- A recent controversy at Midjourney saw 16,000 artists’ styles being used without consent to train image generation models.
- Copyrighted data is widely used to train language and image AI models.
- What might this mean for AI in music? What would happen if text-to-image audios began spitting out well-known riffs and melodies?
Over in the visual arts, Midjourney, who developed a text-to-image AI capable of generating incredibly detailed art, was blasted after a leaked spreadsheet with over 16,000 artist names was leaked online.
Meanwhile, OpenAI, the company behind ChatGPT, said that training these kinds of AI models without using copyright data was “impossible.”
That’s a pretty seismic statement that provoked some pretty intense debate on social media, with onlookers saying this shows how OpenAI’s business model relies on, well, theft.
After all, if you or I produced a product featuring Mickey Mouse or Woody from Toy Story, there would be hell to pay.
Now, consider these AI companies are worth billions – it’s easy to see why people are mad about them using copyright data so freely, without coughing up a dime for creators thus far.
So, what does this mean for music AI?
It’s fair to say that text-to-audio AIs are more complex and have come on slower than image or language-based models, but with LimeWire, Google, and Suno releasing competent tools recently, it’s only a matter of time before we can request detailed pieces of music with short text prompts.
The music industry, renowned for its vigorous defense of copyright, will then enter uncharted waters where AI-generated music could inadvertently infringe upon existing copyrights, leading to complex legal battles reminiscent of those faced by Midjourney, OpenAI, Stability AI, and Anthropic, to name but a few.
Ownership of AI-generated music is another area of ambiguity.
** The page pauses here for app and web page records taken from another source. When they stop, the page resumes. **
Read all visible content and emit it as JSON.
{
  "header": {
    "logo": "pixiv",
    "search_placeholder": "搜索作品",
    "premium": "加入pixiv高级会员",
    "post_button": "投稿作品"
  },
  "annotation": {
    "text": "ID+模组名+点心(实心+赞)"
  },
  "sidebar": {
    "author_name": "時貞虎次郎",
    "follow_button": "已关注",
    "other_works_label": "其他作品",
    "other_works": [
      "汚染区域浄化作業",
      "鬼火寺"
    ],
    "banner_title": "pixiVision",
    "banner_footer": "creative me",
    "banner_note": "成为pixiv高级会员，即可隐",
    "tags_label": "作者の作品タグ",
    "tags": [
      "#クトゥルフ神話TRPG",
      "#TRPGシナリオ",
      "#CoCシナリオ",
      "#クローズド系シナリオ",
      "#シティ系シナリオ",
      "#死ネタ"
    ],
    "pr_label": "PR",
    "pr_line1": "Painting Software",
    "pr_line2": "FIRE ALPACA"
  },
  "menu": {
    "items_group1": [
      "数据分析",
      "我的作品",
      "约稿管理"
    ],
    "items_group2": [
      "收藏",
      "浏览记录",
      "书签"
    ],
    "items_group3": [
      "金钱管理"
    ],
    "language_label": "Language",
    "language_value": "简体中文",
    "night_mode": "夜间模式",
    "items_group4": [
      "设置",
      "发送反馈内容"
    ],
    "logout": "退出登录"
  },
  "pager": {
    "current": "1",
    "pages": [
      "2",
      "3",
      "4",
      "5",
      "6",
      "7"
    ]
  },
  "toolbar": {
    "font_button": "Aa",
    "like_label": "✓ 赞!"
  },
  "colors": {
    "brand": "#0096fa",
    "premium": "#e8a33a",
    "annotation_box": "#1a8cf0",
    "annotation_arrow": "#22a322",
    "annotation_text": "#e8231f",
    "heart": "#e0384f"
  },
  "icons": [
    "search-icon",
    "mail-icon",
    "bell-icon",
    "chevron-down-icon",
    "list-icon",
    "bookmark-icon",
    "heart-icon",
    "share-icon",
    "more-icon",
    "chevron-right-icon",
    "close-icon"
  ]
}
It’s unclear whether the person inputting prompts into an AI tool or the creator of the tool itself should be regarded as the author. This ambiguity mirrors the confusion in the visual arts sector, as highlighted by the Midjourney case.
Furthermore, proving copyright infringement in AI-generated music is challenging. AI tools are designed to emulate the general sound and feel of music, making it difficult to pinpoint specific instances of copying.
But what would happen if one of these tools were to spit out a very well-known riff? Or worse, even, lyrics.
Just imagine the lawsuits if these were to create something as recognizable as ‘Smoke on the Water’ by Deep Purple, ‘Dancing in the Moonlight’ by Toploader, ‘Shiver’ by Ed Sheeran, etc, etc.
AI is already reshaping music
The evolving landscape of AI in the music industry is shifting how music is created, distributed, and protected under copyright laws.
For instance, an AI-generated verse mimicking Kanye West’s style raised questions about the limits of AI in replicating artist styles and the potential infringement on artists’ rights.
Perhaps there’s no more controversial case than Ghostwriter’s ‘Heart on My Sleeve,’ which featured Drake and The Weeknd – though it didn’t really – it featured an AI mash-up with them named on the track.
Unsurprisingly, Ghostwriter has struggled to monetize its work.
Looking ahead, the music industry faces difficulties in defining and protecting AI-generated content. The US Copyright Office has begun to address these issues, focusing on the role of human authorship in AI-generated works.
The new guidelines suggest that greater human involvement in creating AI-generated content might increase the likelihood of it being eligible for copyright protection.
However, the onus is on the creator to demonstrate the extent of their creative contribution to the AI-generated work.
Looking to 2024, developers of text-to-music AIs will need to keep a close eye on this year’s lawsuits, as if their models start churning out copyright riffs and melodies, there will be hell to pay.